Litigation is an unfortunate inevitability in the long term care industry. How well your company weathers that storm often depends on your preparation, and one of the most vital parts of your litigation response plan is your company's legal hold. But when is a legal hold necessary and how do you approach its four common phases – reporting, scoping, communicating and releasing?
The Importance of a Legal Hold
A legal hold – a directive (usually written) that advises company personnel that documents and electronically-stored information (ESI) relating to litigation must be preserved as potentially relevant evidence – is an essential first step in any litigation matter. Not only must a legal hold be implemented for all active litigation matters, but it also must be considered when a company receives notice that litigation is a "reasonable possibility." When determining what constitutes that reasonable possibility, a court typically has the benefit of hindsight. Therefore, a company must be extremely cautious about preserving potential evidence after receiving any notice, no matter how informal, of the likelihood of litigation.
The goal of a legal hold is to alert company personnel that anything relating to the claims in the potential lawsuit must be retained until the matter's conclusion. One common retention pitfall is ESI, which may be deleted by the routine operation of the information technology (IT) systems. For example, when a nurse leaves a facility for other employment, policies and procedures may cause email or information stored on a local hard drive to be deleted. To protect against this, we recommend taking affirmative steps to ensure that ESI is preserved, including suspension of routine deletion policies.
Failure to comply with a legal hold can result in serious consequences. Should information be destroyed after a company has notice that the information was potentially relevant to a dispute, the opposing party may claim destruction of evidence – spoliation – and argue for damaging relief, such as evidentiary sanctions, monetary fines or default judgment. These court-imposed spoliation sanctions can be detrimental to even the strongest defense on the merits. For this reason, an effective legal hold is a crucial litigation response.
Your legal hold should have four steps: (1) reporting the hold; (2) scoping the hold; (3) communicating with employees; and (4) releasing the hold.
A legal hold begins when the triggering event is reported. By its nature, a legal hold must be implemented for known litigation (or regulatory event). But equally as important is a legal hold triggered by reasonably foreseeable or anticipated litigation, such as when:
- The opposing party (or their counsel) has shown a tendency to pursue legal actions and has requested information;
- The communications from the potential claimant threaten to sue; or
- The communications from the potential claimant request that the receiving party retain records and information relating to the potential claim.
When factors such as these make litigation a reasonable likelihood, the company, its inside and outside counsel, and its frontline business personnel must be aware of the legal hold responsibility.

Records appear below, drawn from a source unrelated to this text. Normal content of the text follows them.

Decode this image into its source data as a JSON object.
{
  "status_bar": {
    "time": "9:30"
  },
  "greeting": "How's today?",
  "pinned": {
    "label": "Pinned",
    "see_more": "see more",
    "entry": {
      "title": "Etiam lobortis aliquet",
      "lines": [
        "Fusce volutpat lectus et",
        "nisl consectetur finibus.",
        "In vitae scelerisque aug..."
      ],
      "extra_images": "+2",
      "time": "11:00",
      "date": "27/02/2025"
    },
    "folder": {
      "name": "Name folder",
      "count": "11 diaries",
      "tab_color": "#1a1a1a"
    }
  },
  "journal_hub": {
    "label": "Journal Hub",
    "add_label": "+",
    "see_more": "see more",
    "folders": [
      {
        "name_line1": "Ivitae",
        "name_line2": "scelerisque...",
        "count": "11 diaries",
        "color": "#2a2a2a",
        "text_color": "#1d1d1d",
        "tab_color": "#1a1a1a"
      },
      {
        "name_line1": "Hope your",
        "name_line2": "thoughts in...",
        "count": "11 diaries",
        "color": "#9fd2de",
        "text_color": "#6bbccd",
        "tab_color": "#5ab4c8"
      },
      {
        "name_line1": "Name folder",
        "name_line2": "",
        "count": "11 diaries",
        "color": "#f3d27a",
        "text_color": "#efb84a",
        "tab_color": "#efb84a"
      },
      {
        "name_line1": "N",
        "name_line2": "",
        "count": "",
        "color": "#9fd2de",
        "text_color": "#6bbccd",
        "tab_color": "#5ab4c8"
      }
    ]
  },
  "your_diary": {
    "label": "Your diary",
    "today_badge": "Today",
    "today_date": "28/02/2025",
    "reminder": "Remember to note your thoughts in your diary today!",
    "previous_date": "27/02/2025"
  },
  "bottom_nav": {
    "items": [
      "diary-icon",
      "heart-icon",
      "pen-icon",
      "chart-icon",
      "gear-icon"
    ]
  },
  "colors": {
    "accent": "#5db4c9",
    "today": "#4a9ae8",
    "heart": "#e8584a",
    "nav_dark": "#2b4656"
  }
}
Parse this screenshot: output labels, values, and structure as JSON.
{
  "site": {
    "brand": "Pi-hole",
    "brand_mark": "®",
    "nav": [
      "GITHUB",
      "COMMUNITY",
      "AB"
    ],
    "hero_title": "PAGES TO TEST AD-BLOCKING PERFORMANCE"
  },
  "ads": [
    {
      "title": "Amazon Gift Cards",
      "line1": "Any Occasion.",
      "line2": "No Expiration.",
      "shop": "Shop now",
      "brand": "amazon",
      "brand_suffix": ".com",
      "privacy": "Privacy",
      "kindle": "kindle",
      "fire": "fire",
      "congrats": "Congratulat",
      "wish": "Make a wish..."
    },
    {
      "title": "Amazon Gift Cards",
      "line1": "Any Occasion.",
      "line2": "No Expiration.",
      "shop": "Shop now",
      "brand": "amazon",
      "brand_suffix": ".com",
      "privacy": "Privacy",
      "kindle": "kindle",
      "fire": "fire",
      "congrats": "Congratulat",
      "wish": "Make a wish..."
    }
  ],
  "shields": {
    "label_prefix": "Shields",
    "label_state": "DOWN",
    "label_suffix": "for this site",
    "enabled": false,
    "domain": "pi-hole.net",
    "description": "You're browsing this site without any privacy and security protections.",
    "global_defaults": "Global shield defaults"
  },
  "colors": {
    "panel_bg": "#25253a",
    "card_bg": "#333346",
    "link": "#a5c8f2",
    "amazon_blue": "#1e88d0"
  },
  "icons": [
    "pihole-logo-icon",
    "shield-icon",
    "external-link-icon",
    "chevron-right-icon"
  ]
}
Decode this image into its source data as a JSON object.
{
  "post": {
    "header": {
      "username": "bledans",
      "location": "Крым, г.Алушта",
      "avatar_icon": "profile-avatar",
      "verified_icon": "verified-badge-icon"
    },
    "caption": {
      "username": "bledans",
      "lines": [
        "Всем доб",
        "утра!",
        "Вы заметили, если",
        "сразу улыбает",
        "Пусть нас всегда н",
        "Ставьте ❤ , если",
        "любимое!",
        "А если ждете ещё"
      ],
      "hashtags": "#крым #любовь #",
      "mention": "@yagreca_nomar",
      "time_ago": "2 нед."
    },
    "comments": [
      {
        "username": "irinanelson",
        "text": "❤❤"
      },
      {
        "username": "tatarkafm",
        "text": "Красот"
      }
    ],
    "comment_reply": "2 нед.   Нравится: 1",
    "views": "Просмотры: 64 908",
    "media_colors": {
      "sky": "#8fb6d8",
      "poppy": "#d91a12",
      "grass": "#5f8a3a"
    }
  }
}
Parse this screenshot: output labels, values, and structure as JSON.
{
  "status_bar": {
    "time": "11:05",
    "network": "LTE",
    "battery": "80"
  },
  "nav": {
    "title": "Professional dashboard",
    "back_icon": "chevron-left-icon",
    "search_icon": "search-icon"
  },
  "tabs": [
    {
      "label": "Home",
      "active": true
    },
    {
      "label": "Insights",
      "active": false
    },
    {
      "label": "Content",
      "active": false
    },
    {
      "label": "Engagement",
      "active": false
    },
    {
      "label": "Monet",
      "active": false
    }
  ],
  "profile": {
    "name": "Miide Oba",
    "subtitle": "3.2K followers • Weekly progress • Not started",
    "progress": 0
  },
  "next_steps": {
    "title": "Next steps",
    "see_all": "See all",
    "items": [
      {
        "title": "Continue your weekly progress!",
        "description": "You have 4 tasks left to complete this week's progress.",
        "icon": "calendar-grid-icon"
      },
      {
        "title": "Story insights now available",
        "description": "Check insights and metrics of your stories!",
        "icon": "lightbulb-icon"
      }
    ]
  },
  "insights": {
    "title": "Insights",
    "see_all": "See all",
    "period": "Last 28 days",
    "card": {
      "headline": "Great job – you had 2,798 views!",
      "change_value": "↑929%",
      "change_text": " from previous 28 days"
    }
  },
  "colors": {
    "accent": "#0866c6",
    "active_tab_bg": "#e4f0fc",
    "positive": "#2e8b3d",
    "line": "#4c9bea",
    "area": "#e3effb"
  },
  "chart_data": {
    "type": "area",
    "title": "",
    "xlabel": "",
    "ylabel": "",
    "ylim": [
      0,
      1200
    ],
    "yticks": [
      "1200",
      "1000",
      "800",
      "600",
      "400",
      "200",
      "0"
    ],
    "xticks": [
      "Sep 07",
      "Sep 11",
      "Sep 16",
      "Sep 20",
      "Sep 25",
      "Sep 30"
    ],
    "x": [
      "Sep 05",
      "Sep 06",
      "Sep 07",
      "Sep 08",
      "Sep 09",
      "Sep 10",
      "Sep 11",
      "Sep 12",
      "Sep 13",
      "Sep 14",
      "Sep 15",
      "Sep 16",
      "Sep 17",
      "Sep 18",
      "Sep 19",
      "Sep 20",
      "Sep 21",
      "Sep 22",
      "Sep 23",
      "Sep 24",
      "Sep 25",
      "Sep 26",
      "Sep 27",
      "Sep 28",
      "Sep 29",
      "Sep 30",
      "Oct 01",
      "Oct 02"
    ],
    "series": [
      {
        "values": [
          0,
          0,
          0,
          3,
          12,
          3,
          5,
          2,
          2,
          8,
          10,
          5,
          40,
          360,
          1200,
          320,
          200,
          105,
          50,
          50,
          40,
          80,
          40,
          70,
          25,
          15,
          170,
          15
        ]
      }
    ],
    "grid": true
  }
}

Organizations should provide proper training and communication channels for reporting and escalating litigation events.
A legal hold must then be scoped and tailored to a specific company's profile. This process depends in large part on the company's IT architecture and information governance (IG) practices – for instance, whether emails are retained for a short period of time or indefinitely. Scoping may require forensic imaging, smartphone captures or other technical implementations of the hold. IT and records management should review the litigation hold to determine what information must be retained, where relevant information may be stored and how the company's normal operating procedures must be altered during the hold.
The legal hold should then be communicated to the "custodians," employees or record-keepers who have potential evidence in their possession or care. This includes employees actually involved in the case (e.g., potential witnesses or key players) as well as those who may have access to relevant evidence. For example, the IT department or records management personnel may need to start suspension of any information governance that would result in evidence disposal.
The communication must be clear and comprehensive. A legal hold notice should give instructions and enough background on the matter such that the frontline employee will have an understanding of what should be identified and preserved. Moreover, the method of communication must reflect the realities of the IT/IG practices of the organization as well as the business climate: sometimes a legal hold notice "cascades" from a supervisor, and other times it is sent by outside counsel to the custodians for verification. Regardless of the method of communication, the legal hold must be reasonably matched to the business environment and the severity of the event.
After the litigation event has concluded, the company may release the hold. This process requires periodic review and tracking of outstanding holds and a mechanism to release information subject to stale holds. Keep in mind that although documents may no longer be needed for litigation, your company may still need to preserve them in order to comply with industry regulations or applicable laws. The company should give a final notice to custodians detailing what information can be deleted and what information should be preserved.
While a litigation hold takes time and effort to implement successfully, it can help your company preserve positive evidence, avoid harmful sanctions and alleviate an already stressful situation. Creating processes for employing an effective litigation hold is the first step toward preparing for the inevitable.